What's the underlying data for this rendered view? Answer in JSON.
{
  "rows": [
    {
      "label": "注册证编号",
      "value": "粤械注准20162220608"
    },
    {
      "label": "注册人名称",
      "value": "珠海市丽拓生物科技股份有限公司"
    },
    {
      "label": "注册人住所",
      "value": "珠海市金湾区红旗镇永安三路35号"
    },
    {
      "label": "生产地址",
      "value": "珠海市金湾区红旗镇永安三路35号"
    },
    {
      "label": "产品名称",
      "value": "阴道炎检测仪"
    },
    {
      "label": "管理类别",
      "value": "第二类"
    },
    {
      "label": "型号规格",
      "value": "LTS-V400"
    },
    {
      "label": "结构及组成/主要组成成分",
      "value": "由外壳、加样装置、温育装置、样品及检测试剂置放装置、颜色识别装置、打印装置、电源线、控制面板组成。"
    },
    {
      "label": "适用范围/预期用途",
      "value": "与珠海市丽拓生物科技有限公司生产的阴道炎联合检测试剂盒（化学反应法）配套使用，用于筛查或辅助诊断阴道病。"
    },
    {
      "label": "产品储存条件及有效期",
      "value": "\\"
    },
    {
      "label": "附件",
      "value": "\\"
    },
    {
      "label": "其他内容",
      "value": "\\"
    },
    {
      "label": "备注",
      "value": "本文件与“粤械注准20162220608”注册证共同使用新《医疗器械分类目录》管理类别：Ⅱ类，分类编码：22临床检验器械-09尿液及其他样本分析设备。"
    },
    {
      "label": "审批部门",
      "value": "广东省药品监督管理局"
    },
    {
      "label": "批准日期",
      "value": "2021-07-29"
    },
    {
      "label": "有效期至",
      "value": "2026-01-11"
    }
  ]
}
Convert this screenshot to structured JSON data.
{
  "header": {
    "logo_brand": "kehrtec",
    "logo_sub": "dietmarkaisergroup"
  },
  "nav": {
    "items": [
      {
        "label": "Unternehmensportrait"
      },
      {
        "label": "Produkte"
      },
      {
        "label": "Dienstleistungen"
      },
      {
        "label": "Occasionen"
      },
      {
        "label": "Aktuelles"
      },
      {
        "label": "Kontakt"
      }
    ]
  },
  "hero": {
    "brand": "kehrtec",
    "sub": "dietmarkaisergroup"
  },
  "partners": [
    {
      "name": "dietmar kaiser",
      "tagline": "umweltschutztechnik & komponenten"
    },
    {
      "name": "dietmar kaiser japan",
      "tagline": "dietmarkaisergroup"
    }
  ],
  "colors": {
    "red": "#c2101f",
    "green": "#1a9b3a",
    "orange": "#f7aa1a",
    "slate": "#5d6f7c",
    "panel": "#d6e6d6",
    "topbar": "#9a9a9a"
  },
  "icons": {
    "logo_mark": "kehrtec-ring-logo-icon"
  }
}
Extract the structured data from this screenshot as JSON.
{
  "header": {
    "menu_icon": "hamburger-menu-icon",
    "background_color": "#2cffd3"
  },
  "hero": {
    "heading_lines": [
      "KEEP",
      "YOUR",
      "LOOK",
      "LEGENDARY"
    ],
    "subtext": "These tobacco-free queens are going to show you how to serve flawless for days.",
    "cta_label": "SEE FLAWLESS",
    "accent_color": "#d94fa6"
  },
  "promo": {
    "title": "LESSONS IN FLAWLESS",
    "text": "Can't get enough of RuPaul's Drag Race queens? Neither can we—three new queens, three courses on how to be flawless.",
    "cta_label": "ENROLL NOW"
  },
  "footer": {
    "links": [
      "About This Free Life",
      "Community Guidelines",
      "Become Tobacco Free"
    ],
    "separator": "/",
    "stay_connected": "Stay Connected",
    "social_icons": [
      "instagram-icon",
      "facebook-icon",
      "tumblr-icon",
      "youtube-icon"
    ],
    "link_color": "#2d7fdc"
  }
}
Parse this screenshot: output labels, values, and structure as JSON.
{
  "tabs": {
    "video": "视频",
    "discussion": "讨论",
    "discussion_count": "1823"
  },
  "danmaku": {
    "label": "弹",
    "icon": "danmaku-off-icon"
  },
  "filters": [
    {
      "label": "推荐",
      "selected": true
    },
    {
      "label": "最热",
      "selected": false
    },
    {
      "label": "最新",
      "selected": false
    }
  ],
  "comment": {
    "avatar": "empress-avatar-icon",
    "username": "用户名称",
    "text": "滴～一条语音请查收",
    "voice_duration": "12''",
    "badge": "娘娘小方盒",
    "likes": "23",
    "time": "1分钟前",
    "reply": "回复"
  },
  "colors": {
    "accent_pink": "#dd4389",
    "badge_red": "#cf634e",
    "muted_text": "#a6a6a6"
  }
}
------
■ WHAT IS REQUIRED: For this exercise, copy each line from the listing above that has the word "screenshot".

■ RESULT OF THIS TASK:
Convert this screenshot to structured JSON data.
Extract the structured data from this screenshot as JSON.
Parse this screenshot: output labels, values, and structure as JSON.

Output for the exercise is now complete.